VILNIUS – Over 1.1 million Lithuanian citizens would have to vote in favor of multiple citizenship in a referendum for the constitutional amendment to be approved, MP Dalia Asanaviciute, head of a joint commission of the Seimas and the Lithuanian World Community (LWC), said on Friday.
"The Central Electoral Commission has calculated that more than 1.1 million 'yes' votes would be needed for the outcome (of the referendum) to be positive and for us to be able to amend Article 12 of the Constitution, which is a really big number," she told a news conference.
Jonas Bruzas, the commission's co-chairperson from the LWC, said that it is necessary to ensure that voters' lists are accurate and do not include deceased people or those who are no longer eligible to vote.
The parliament has already started debating a resolution that calls for holding a multiple citizenship referendum on May 12, 2024, in conjunction with the first round of the next presidential election.
The resolution is expected to be passed in May.
Lithuania held a referendum on expanding possibilities for multiple citizenship in 2019, along with the presidential election, but it fell fewer than 300,000 "yes" votes short of adopting the proposed amendment.
The detailed conditions, procedures and other matters for acquiring and losing dual citizenship would be set out in a constitutional law.
The draft Constitutional Law on Citizenship, which has already been drawn up, would allow Lithuanian citizens to keep their Lithuanian citizenship when they acquire the citizenship of another country that meets European and transatlantic integration criteria.
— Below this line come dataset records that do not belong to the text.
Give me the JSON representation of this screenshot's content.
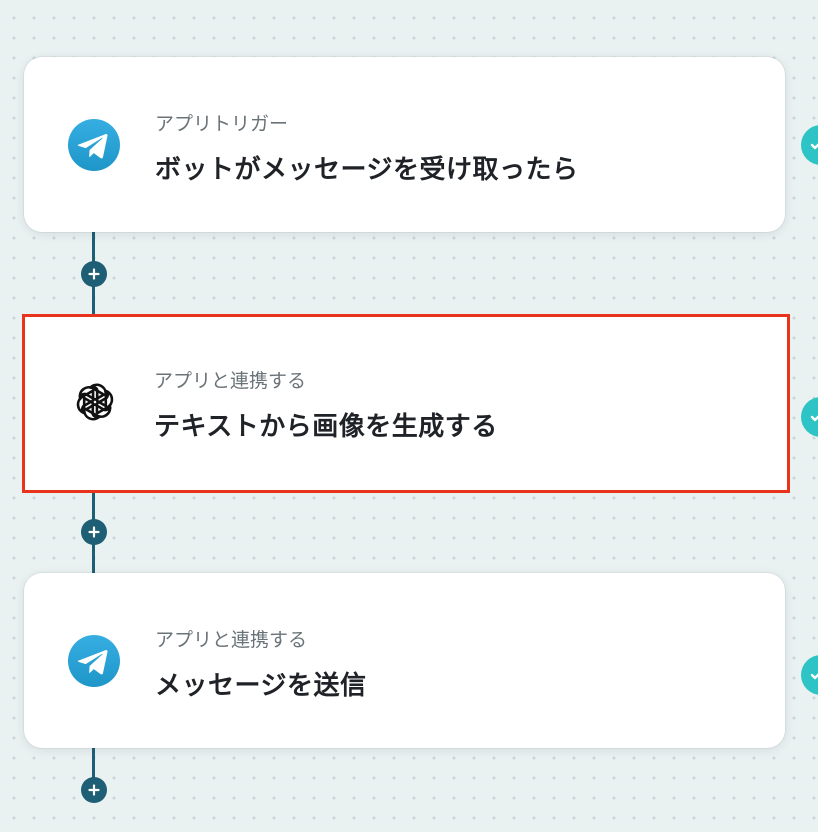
{
  "flow": {
    "steps": [
      {
        "label": "アプリトリガー",
        "title": "ボットがメッセージを受け取ったら",
        "icon": "telegram-icon"
      },
      {
        "label": "アプリと連携する",
        "title": "テキストから画像を生成する",
        "icon": "openai-icon",
        "selected": true
      },
      {
        "label": "アプリと連携する",
        "title": "メッセージを送信",
        "icon": "telegram-icon"
      }
    ]
  },
  "colors": {
    "background": "#eaf1f1",
    "connector": "#1f5f75",
    "telegram_blue": "#2aa3e0",
    "status_teal": "#2ec4c6",
    "selection_red": "#e8341c"
  },
  "icons": {
    "add_step": "plus-icon",
    "status": "check-circle-icon"
  }
}
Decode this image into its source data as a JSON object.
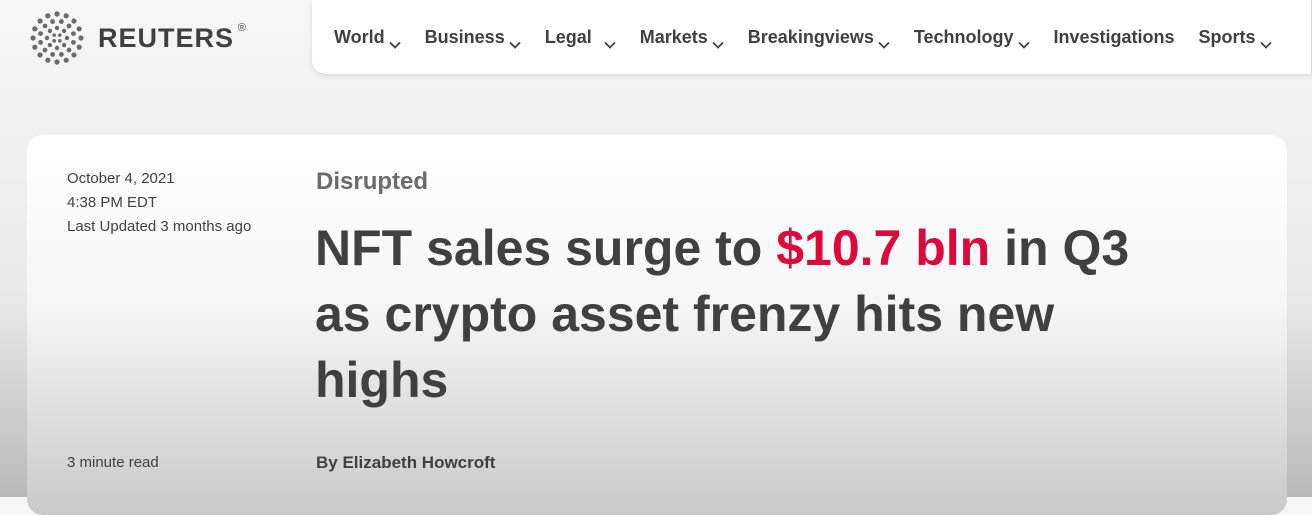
{
  "brand": {
    "name": "REUTERS",
    "registered_mark": "®",
    "logo_icon": "reuters-dots-icon"
  },
  "nav": {
    "items": [
      {
        "label": "World",
        "has_dropdown": true
      },
      {
        "label": "Business",
        "has_dropdown": true
      },
      {
        "label": "Legal",
        "has_dropdown": true
      },
      {
        "label": "Markets",
        "has_dropdown": true
      },
      {
        "label": "Breakingviews",
        "has_dropdown": true
      },
      {
        "label": "Technology",
        "has_dropdown": true
      },
      {
        "label": "Investigations",
        "has_dropdown": false
      },
      {
        "label": "Sports",
        "has_dropdown": true
      }
    ],
    "dropdown_icon": "chevron-down-icon"
  },
  "article": {
    "date": "October 4, 2021",
    "time": "4:38 PM EDT",
    "last_updated": "Last Updated 3 months ago",
    "read_time": "3 minute read",
    "kicker": "Disrupted",
    "headline": {
      "before": "NFT sales surge to ",
      "highlight": "$10.7 bln",
      "after": " in Q3 as crypto asset frenzy hits new highs"
    },
    "byline": "By Elizabeth Howcroft"
  },
  "colors": {
    "text": "#404040",
    "kicker": "#6b6b6b",
    "highlight": "#dc0a3c",
    "nav_background": "#ffffff"
  }
}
These are members of the European Union, NATO, the European Economic Area, and the Organization for Economic Cooperation and Development.
However, the draft law says that countries "which are also members of the Union State of Belarus and Russia, the Eurasian Economic Union, the Collective Security Treaty Organization, the Commonwealth of Independent States, the Shanghai Cooperation Organization, or any other political, military, economic or other unions or commonwealths established on the basis of the former USSR" do not comply with the criteria.
People of Lithuanian descent, those who left Lithuania before it regained independence on March 11, 1990, and their descendants, those who married foreign nations and thus acquired their spouse's citizenship, and those granted refugee status in Lithuania would also be eligible for Lithuanian citizenship.
The law would also allow granting Lithuanian citizenship to a person for his or her merits.
More than 50 percent of all eligible voters must vote in favor of an amendment to the constitutional article on citizenship for it to be adopted.
Currently, people who left Lithuania after March 11, 1990 cannot hold dual citizenship, apart from a few exceptions.
The Constitutional Court has ruled that this provision can only be changed via a referendum.